Play Live Radio
Next Up:
0:00 0:00
Available On Air Stations

Andrew Pallotta: On Election Day, Make Your Voice Heard!

Tuesday, November 3rd is Election Day. Do you have a plan to vote?

Too many people buy into the narrative that voting in New York State doesn’t matter since “we’re a blue state.” But the 2020 presidential race isn’t the only one on the ballot. Plenty of important congressional and state legislative races need your vote.

This is one of the most important elections in U.S. history.

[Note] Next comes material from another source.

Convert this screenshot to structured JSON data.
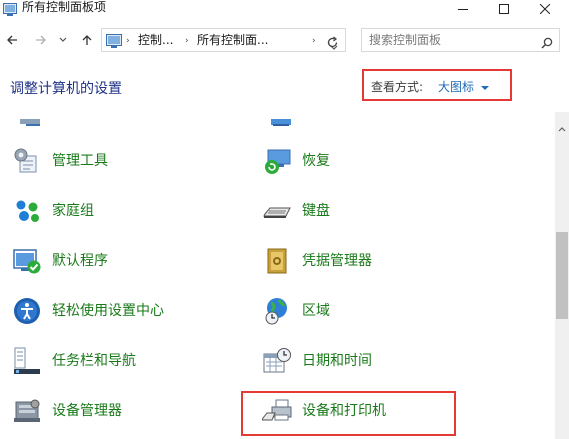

The results will determine the future of our democracy, the values governing our nation and our country’s standing in the world.

And this fall, one of the most important things you can do to protect, defend and fight for those things, and for public education, is to vote.

But like everything else these days, voting is a little different this year.

The good news is, you now have more options than ever.

You have three options: you can vote by mail; you can vote in person during early voting; or you can go to your polling place on election day.

Your job is to know the facts about each option and "make a plan to vote."

And tell your friends to make a plan, too.

The fact is, people who make a plan to vote are significantly more likely to do it.

So, what is your plan to vote?

If you are voting by mail, it is simple and safe.

You can also vote in person before Election Day.

It’s easy. All you have to do is call your county board of elections, or look on their website, to find out where your early voting location is and what time it’s open.

Then, go to your polling location between October 24th and Nov. 1st and cast your ballot.

Or you can always go the traditional route — voting in person on Election Day, Tuesday, Nov. 3rd. That’s how I plan to vote.

If you’re like me, and intend to vote in person on Election Day, you still need to make a plan. It’s more important than ever in this age of social distancing. Are you going before work? After work? In the early evening? Make sure you have your mask and plan for lines.

Voting on Election Day, Tuesday Nov. 3rd, is a great way to exercise your civic duty and make sure your voice is heard. If you have kids, discuss the voting process with them. Understanding how voting works is an important learning experience. If you’ve got some free time, consider becoming a poll worker. You’ll earn some pay and help keep our election process strong.

But no matter what your plan is, or how you vote, cast your ballot.

Voting is your right. On Election Day, make yourself heard.

Andy Pallotta, a former elementary teacher, is president of the more than 600,000-member New York State United Teachers.

The views expressed by commentators are solely those of the authors. They do not necessarily reflect the views of this station or its management.

Related Content